Scan the entries below for the word "code", then copy each line that holds it.

**Record set**
_____

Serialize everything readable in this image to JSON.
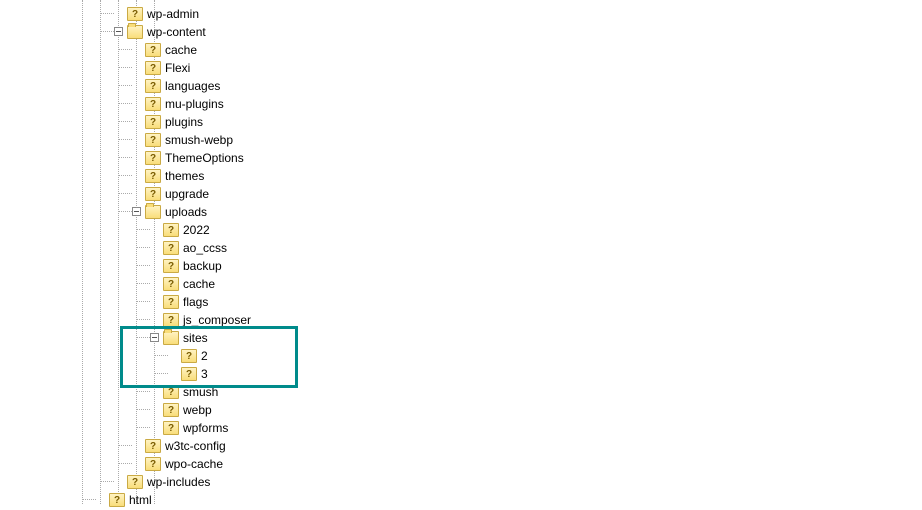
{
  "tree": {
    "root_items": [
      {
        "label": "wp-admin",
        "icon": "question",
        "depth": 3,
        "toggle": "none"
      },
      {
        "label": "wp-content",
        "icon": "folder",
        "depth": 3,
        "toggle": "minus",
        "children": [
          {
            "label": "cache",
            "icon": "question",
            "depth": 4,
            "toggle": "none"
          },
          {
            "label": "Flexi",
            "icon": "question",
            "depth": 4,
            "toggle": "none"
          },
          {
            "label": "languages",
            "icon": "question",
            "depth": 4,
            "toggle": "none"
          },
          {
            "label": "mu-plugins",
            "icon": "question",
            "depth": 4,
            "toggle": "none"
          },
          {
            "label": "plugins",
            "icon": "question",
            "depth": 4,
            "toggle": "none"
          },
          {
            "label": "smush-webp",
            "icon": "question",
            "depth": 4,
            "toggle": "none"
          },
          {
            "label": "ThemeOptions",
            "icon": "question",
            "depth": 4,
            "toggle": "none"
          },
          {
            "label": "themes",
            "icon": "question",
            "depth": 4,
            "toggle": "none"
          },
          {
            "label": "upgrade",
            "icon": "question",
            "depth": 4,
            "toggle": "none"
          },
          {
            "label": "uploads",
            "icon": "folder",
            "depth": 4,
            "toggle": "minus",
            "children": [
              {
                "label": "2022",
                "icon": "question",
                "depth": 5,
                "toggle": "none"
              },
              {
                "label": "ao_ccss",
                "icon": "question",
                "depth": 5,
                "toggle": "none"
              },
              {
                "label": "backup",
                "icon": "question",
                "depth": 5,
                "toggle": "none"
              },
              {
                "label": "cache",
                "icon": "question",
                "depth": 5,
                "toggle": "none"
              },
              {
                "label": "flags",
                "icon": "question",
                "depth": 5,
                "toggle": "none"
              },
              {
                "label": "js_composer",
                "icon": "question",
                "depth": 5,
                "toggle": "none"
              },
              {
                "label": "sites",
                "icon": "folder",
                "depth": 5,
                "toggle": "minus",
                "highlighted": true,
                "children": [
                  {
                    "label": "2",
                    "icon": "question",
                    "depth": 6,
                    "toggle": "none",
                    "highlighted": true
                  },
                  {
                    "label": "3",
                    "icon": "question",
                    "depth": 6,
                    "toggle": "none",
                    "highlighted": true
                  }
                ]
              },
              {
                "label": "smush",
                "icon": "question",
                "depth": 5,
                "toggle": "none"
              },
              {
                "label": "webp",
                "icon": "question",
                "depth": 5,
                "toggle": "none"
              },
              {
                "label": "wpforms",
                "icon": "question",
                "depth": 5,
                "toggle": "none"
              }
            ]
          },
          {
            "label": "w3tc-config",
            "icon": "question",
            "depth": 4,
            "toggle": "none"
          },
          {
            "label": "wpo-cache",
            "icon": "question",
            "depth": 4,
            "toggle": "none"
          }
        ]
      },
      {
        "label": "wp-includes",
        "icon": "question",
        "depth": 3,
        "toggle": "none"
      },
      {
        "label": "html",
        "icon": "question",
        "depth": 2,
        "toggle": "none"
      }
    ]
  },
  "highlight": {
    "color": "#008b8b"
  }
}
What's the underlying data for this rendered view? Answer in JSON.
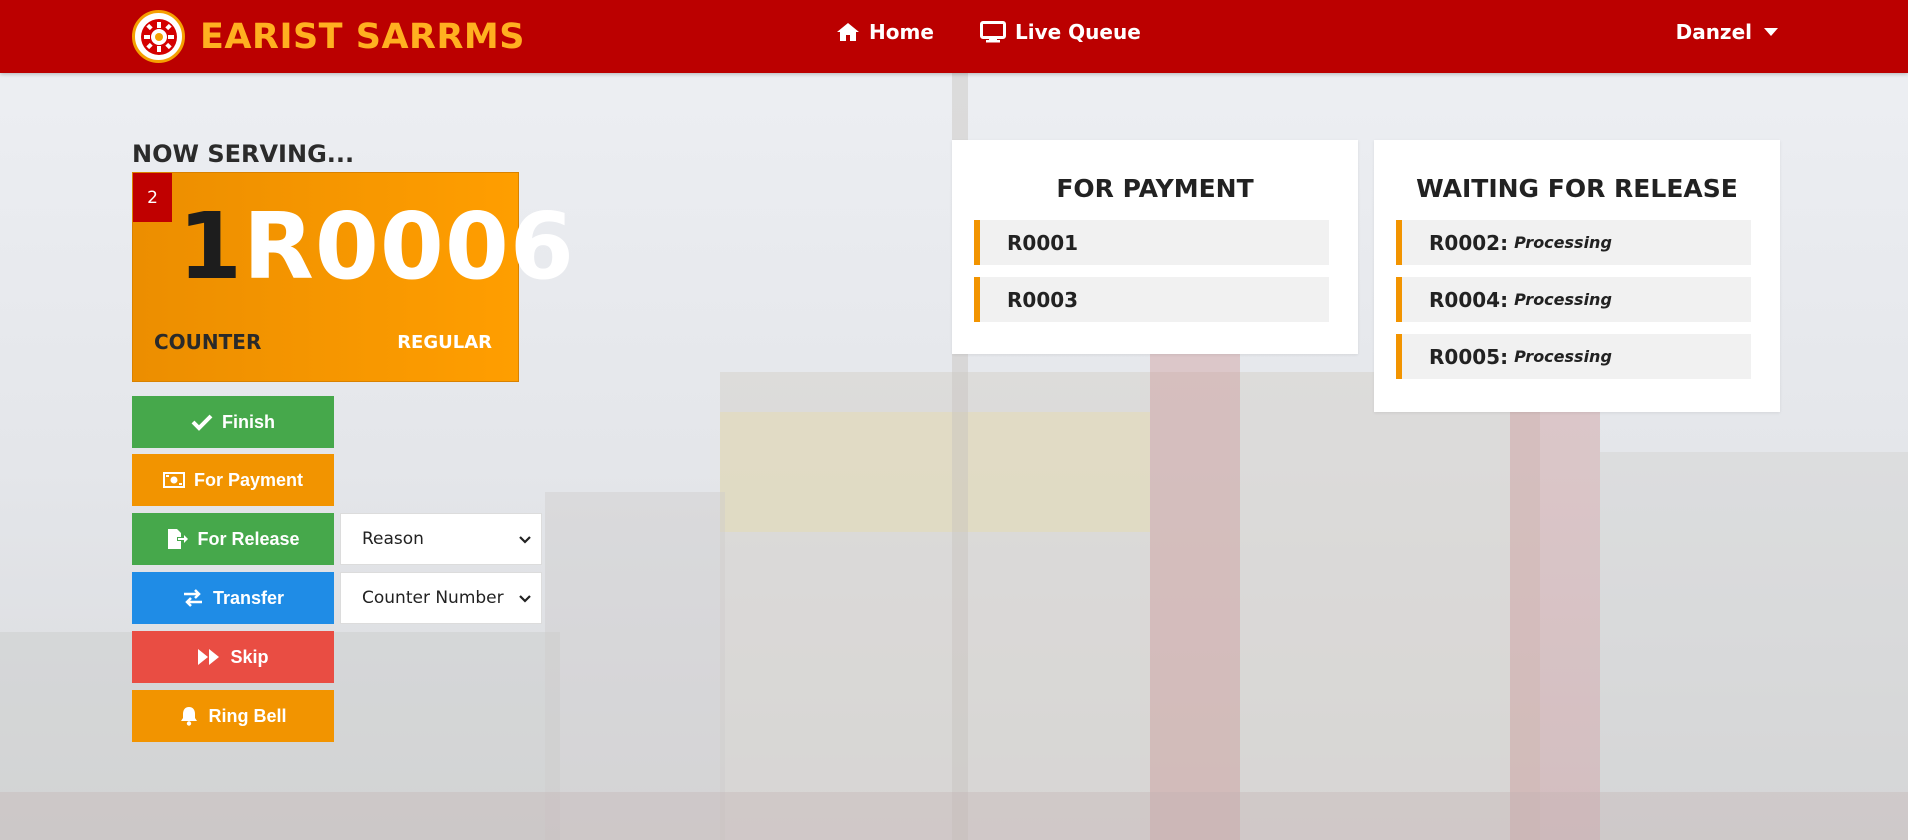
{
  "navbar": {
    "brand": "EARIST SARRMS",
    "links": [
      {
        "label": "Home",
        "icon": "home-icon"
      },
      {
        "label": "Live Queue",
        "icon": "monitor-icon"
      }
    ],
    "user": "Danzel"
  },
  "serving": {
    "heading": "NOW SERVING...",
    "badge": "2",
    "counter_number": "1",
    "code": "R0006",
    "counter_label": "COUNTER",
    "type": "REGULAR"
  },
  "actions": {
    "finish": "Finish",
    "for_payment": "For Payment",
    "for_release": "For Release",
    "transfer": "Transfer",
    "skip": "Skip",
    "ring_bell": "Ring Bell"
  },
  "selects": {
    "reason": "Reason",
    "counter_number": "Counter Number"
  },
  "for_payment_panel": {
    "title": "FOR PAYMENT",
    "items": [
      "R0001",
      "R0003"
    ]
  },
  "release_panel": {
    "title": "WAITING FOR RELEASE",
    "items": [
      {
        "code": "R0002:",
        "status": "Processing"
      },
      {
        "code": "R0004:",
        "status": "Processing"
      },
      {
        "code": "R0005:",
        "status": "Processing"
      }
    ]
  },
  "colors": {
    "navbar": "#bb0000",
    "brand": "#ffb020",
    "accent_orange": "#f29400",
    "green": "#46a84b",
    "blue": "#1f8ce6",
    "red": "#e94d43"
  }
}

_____

**Solved problem**
    "code": "R0006",
        "code": "R0002:",
        "code": "R0004:",
        "code": "R0005:",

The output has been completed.